Tuesday, November 17, 2009

Long Live the Fall Vegetable

Late fall harvests in the northeast include some of winter’s favorite keepers.  Most of the season I’ll have to get my winter squashes and root vegetables from the supermarket, driven in from a warmer climate.  But while I can, I am gathering a supply of local vegetables.  By Thanksgiving, many farmers markets will close down. Before they do, stop by one last time to gather up a bevy of vegetables that will keep long term in cool storage.  Some vendors sell the end of their harvest by the bushel so you can eat pure and save a penny too.

The photos here show a representative sampling of the cornucopia I’m storing this year.  Acorn squash and cooking pumpkins will get roasted into side dishes with a bit of butter and maple syrup or put into a soup with the Northern Spye and Stayman Winesap apples in storage. Northern Spye are particularly good keepers and are terrific baked in pies.

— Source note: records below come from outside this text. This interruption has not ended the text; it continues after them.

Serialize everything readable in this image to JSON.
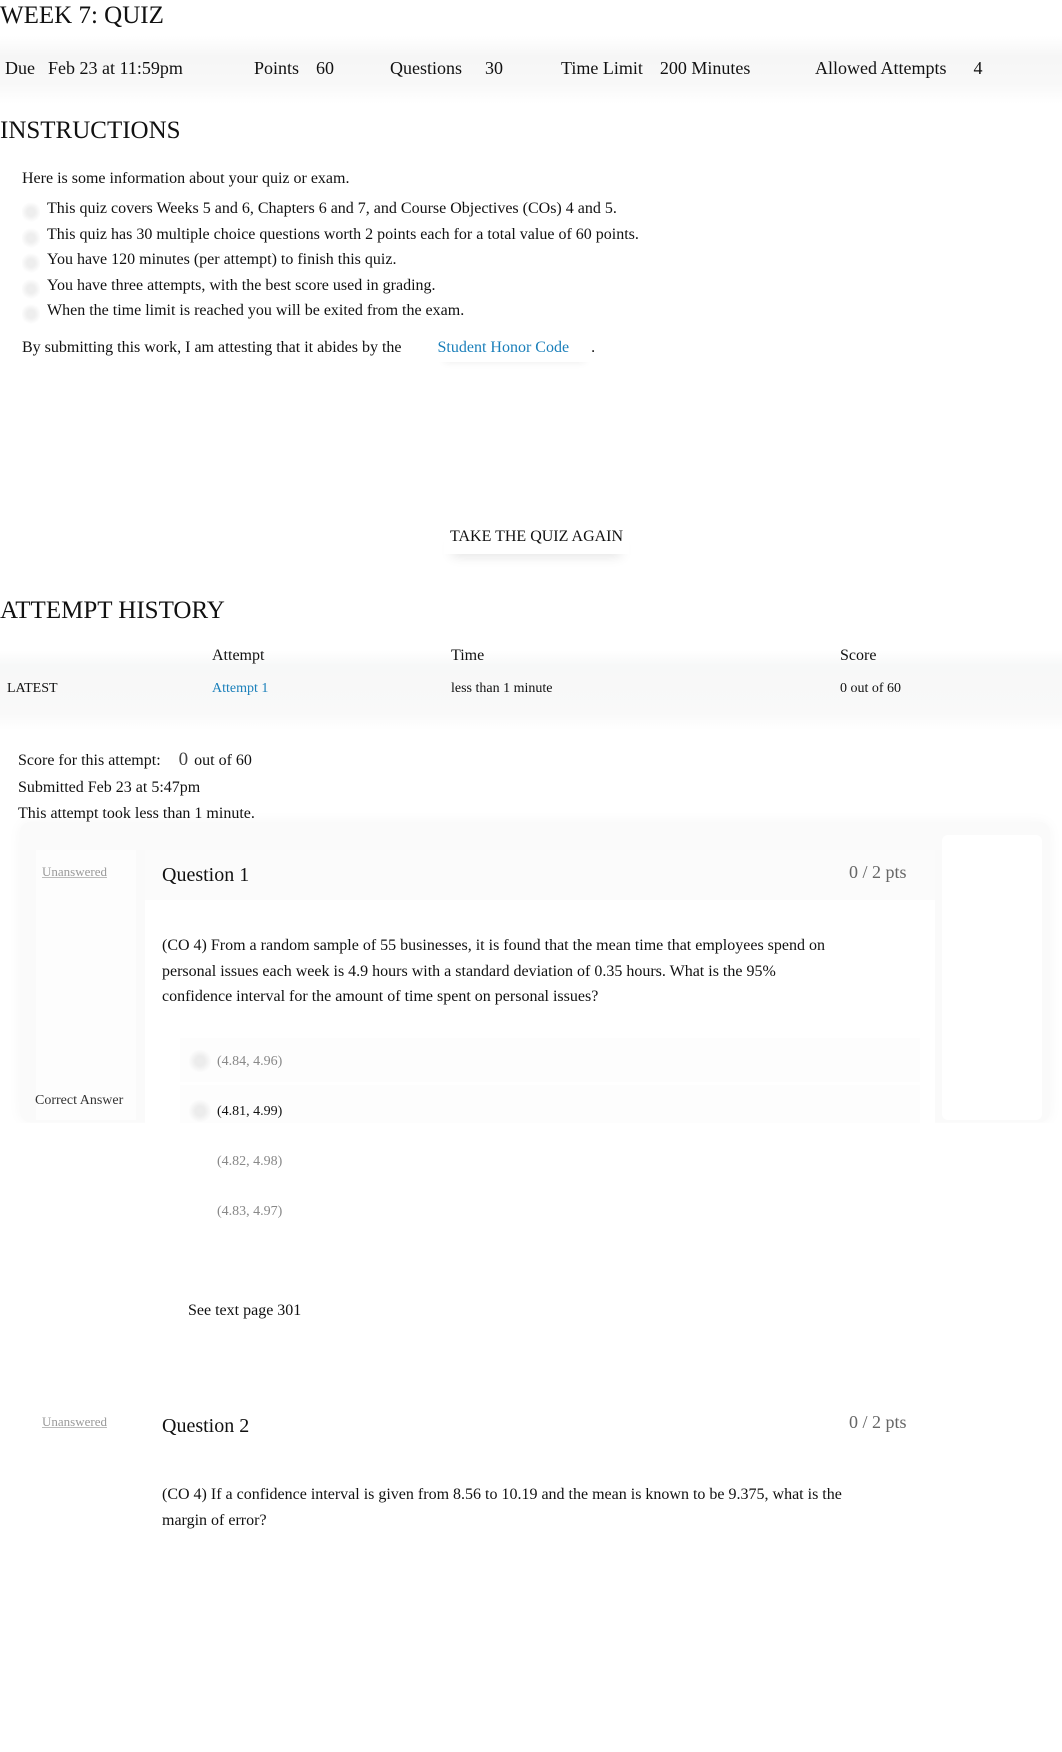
{
  "page": {
    "title": "WEEK 7: QUIZ"
  },
  "meta": {
    "due_label": "Due",
    "due_value": "Feb 23 at 11:59pm",
    "points_label": "Points",
    "points_value": "60",
    "questions_label": "Questions",
    "questions_value": "30",
    "time_limit_label": "Time Limit",
    "time_limit_value": "200 Minutes",
    "attempts_label": "Allowed Attempts",
    "attempts_value": "4"
  },
  "instructions": {
    "heading": "INSTRUCTIONS",
    "intro": "Here is some information about your quiz or exam.",
    "bullets": [
      "This quiz covers Weeks 5 and 6, Chapters 6 and 7, and Course Objectives (COs) 4 and 5.",
      "This quiz has 30 multiple choice questions worth 2 points each for a total value of 60 points.",
      "You have 120 minutes (per attempt) to finish this quiz.",
      "You have three attempts, with the best score used in grading.",
      "When the time limit is reached you will be exited from the exam."
    ],
    "honor_prefix": "By submitting this work, I am attesting that it abides by the",
    "honor_link": "Student Honor Code",
    "honor_suffix": "."
  },
  "actions": {
    "take_quiz_again": "TAKE THE QUIZ AGAIN"
  },
  "history": {
    "heading": "ATTEMPT HISTORY",
    "columns": [
      "",
      "Attempt",
      "Time",
      "Score"
    ],
    "rows": [
      {
        "tag": "LATEST",
        "attempt": "Attempt 1",
        "time": "less than 1 minute",
        "score": "0 out of 60"
      }
    ]
  },
  "attempt_summary": {
    "score_label": "Score for this attempt:",
    "score_value": "0",
    "score_suffix": "out of 60",
    "submitted": "Submitted Feb 23 at 5:47pm",
    "duration": "This attempt took less than 1 minute."
  },
  "questions": [
    {
      "status": "Unanswered",
      "title": "Question 1",
      "points": "0 / 2 pts",
      "text": "(CO 4) From a random sample of 55 businesses, it is found that the mean time that employees spend on personal issues each week is 4.9 hours with a standard deviation of 0.35 hours. What is the 95% confidence interval for the amount of time spent on personal issues?",
      "answers": [
        "(4.84, 4.96)",
        "(4.81, 4.99)",
        "(4.82, 4.98)",
        "(4.83, 4.97)"
      ],
      "correct_index": 1,
      "correct_label": "Correct Answer",
      "comment": "See text page 301"
    },
    {
      "status": "Unanswered",
      "title": "Question 2",
      "points": "0 / 2 pts",
      "text": "(CO 4) If a confidence interval is given from 8.56 to 10.19 and the mean is known to be 9.375, what is the margin of error?"
    }
  ]
}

I was surprised to learn from the experts at Hopkins Farms in Pennsylvania  that butternut squash would also keep well, but I will probably go these first.  Likewise, I was pleased to learn from that the Brussels sprouts I bought would hold well too provided I kept the individual sprouts on the stalk until use.  Potatoes, onions and beets will also go into cool storage, separated from each other. 
Dampness is the enemy.  Hopkins Farms advises its customers to place the vegetables in an open weave basket or plastic milk crates.  Then find a cool, dry spot in your house.  Houses used to have root cellars where cool crops were stored in crates or a mound of dirt.  Unheated garages, unfinished (not damp!) basements, a closed-in porch and even a dark corner of an unused (and unheated) spare bedroom are suitable today.  Move the vegetables when guests arrive and the heat comes on. 

Check your horde over every once in a while to ensure no mold is growing and by all means, use this wonderful bounty.  Plan to pull something from the collection to use in a few meals each week.